The minimal code I needed in setup.py looked like this:
import setuptools setuptools.setup( name="package_which_says_Ni", version="0.0.1", packages=setuptools.find_packages(), python_requires='>=3.6', )
It’s pretty obvious, what all the things are, except for the packages argument. It is going to be whatever the setuptools.find_packages() returns. If we look at the documentation for this function, we can see it is returning a list of the packages which it finds in the current directory. Basically the names of every directory with an __init__.py file in it.
Once we call the setup function, the source code will be put it in an archive and this archive would have the metadata we passed as arguments.
Building the Package
Well now that we have all the things we need to create a package, we need to run a command and we’ll have the package!
python3 setup.py sdist bdist_wheel
That command would generate a dist folder with two output files. They’re both distributable and they are basically the same thing. Only difference between them is which will be used by pip, depending on its version.
Yay! We have a Python package!
How to use our creation?
One more thing is left to do at the end, and this is using our awesome package with amazing code! To do this we need to install it with pip. While pip is looking at pypi.org by default, it can be used to install local packages, if you specify the path to one of the two files we generated in the previous section.
Relative paths can be used here, making it quite easy, if you’re in the directory where setup.py is:
pip install ./dist/package_which_says_Ni-0.0.1-py3-none-any.whl
All you have to do now is import it in your new project:
Did you like this article?
If you’re interested in other python tricks, you can see here how to make Server-Sent Events.
Also, I have a few articles about React, which you may find interesting:
- Entering the 21-st century: Learning React
- Learning React: Creating the Form
- Learning React: Styling the Popup
- Entering the 21-st Century by Learning React: Closing the Popup
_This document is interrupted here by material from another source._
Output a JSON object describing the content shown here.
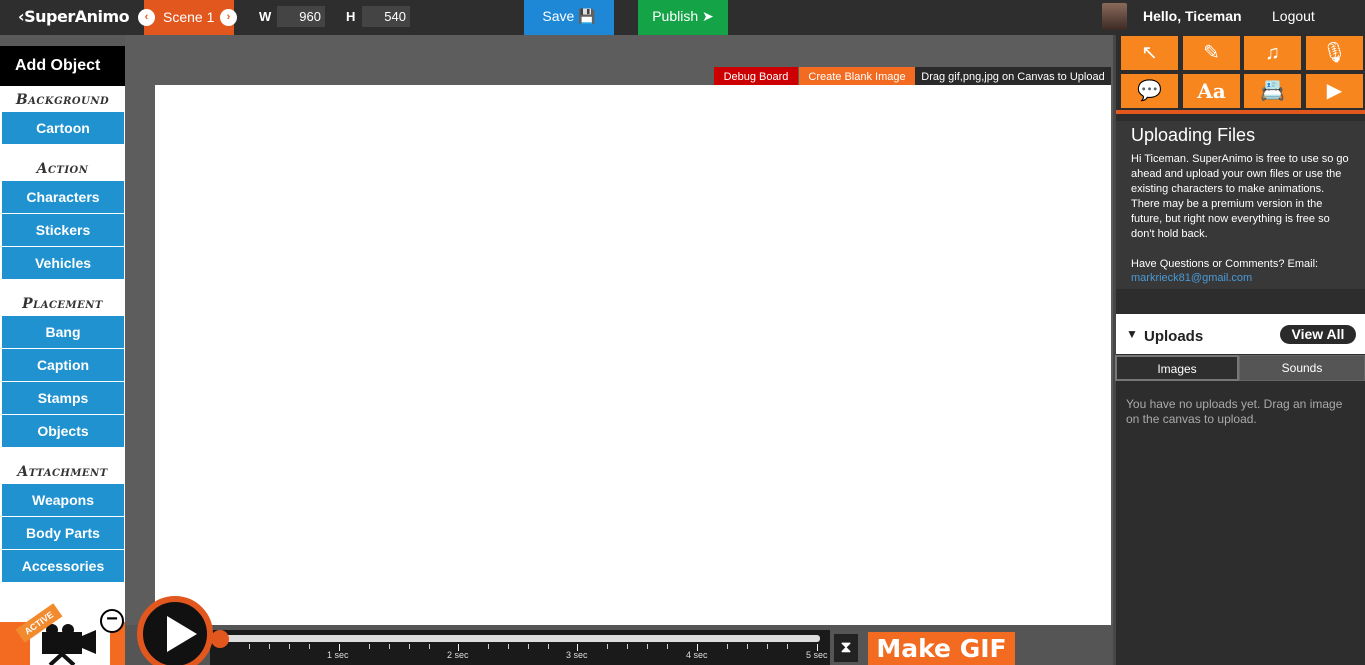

- Modern CSS Techniques | Entering the 21-st Century by Learning React
- State Management and Bugfixing – Learning React
- React Router and Creating a User Space